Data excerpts

-- Opening Marker --

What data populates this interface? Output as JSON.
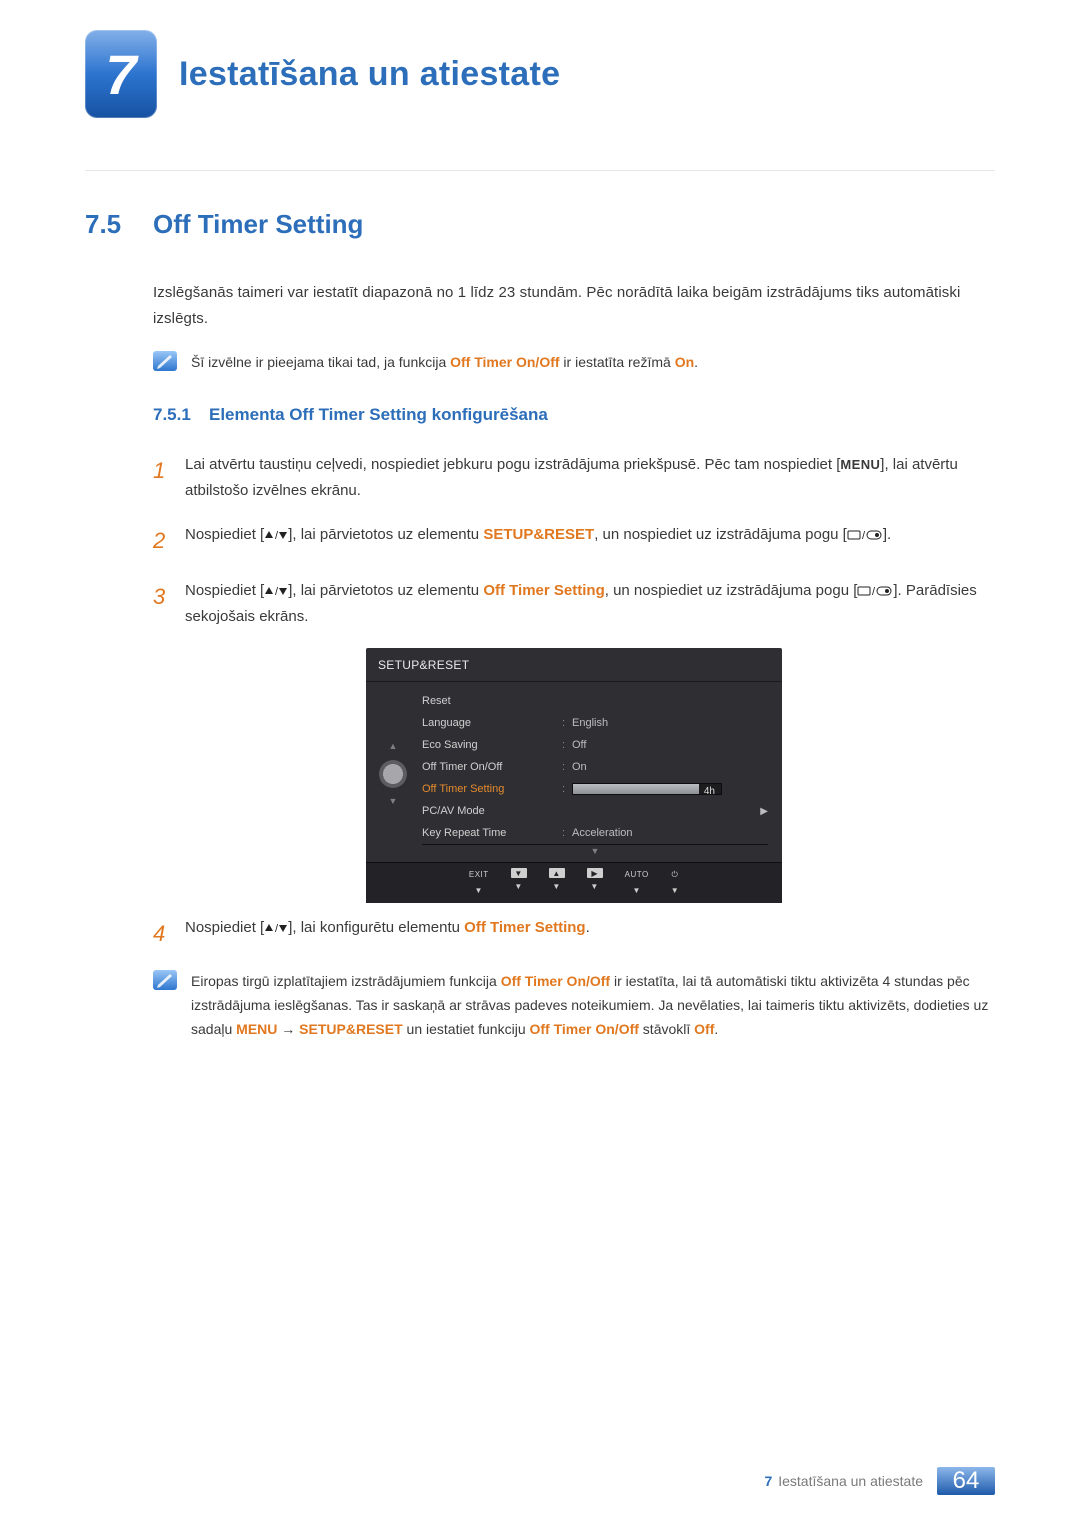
{
  "chapter": {
    "number": "7",
    "title": "Iestatīšana un atiestate"
  },
  "section": {
    "number": "7.5",
    "title": "Off Timer Setting"
  },
  "intro": "Izslēgšanās taimeri var iestatīt diapazonā no 1 līdz 23 stundām. Pēc norādītā laika beigām izstrādājums tiks automātiski izslēgts.",
  "note1": {
    "pre": "Šī izvēlne ir pieejama tikai tad, ja funkcija ",
    "hl1": "Off Timer On/Off",
    "mid": " ir iestatīta režīmā ",
    "hl2": "On",
    "post": "."
  },
  "subsection": {
    "number": "7.5.1",
    "title": "Elementa Off Timer Setting konfigurēšana"
  },
  "steps": {
    "s1a": "Lai atvērtu taustiņu ceļvedi, nospiediet jebkuru pogu izstrādājuma priekšpusē. Pēc tam nospiediet [",
    "s1menu": "MENU",
    "s1b": "], lai atvērtu atbilstošo izvēlnes ekrānu.",
    "s2a": "Nospiediet [",
    "s2b": "], lai pārvietotos uz elementu ",
    "s2hl": "SETUP&RESET",
    "s2c": ", un nospiediet uz izstrādājuma pogu [",
    "s2d": "].",
    "s3a": "Nospiediet [",
    "s3b": "], lai pārvietotos uz elementu ",
    "s3hl": "Off Timer Setting",
    "s3c": ", un nospiediet uz izstrādājuma pogu [",
    "s3d": "]. Parādīsies sekojošais ekrāns.",
    "s4a": "Nospiediet [",
    "s4b": "], lai konfigurētu elementu ",
    "s4hl": "Off Timer Setting",
    "s4c": "."
  },
  "osd": {
    "title": "SETUP&RESET",
    "items": {
      "reset": "Reset",
      "language": "Language",
      "language_v": "English",
      "eco": "Eco Saving",
      "eco_v": "Off",
      "onoff": "Off Timer On/Off",
      "onoff_v": "On",
      "setting": "Off Timer Setting",
      "setting_v": "4h",
      "pcav": "PC/AV Mode",
      "keyrep": "Key Repeat Time",
      "keyrep_v": "Acceleration"
    },
    "footer": {
      "exit": "EXIT",
      "auto": "AUTO"
    }
  },
  "note2": {
    "t1": "Eiropas tirgū izplatītajiem izstrādājumiem funkcija ",
    "hl1": "Off Timer On/Off",
    "t2": " ir iestatīta, lai tā automātiski tiktu aktivizēta 4 stundas pēc izstrādājuma ieslēgšanas. Tas ir saskaņā ar strāvas padeves noteikumiem. Ja nevēlaties, lai taimeris tiktu aktivizēts, dodieties uz sadaļu ",
    "hl2": "MENU",
    "arrow": " → ",
    "hl3": "SETUP&RESET",
    "t3": " un iestatiet funkciju ",
    "hl4": "Off Timer On/Off",
    "t4": " stāvoklī ",
    "hl5": "Off",
    "t5": "."
  },
  "footer": {
    "chapnum": "7",
    "chaptitle": "Iestatīšana un atiestate",
    "page": "64"
  }
}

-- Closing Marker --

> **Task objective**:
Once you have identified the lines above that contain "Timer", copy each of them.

> **Solution for this problem**:
    "title": "Off Timer Setting"
    "hl1": "Off Timer On/Off",
    "title": "Elementa Off Timer Setting konfigurēšana"
    "s3hl": "Off Timer Setting",
    "s4hl": "Off Timer Setting",
      "onoff": "Off Timer On/Off",
      "setting": "Off Timer Setting",
    "hl1": "Off Timer On/Off",
    "hl4": "Off Timer On/Off",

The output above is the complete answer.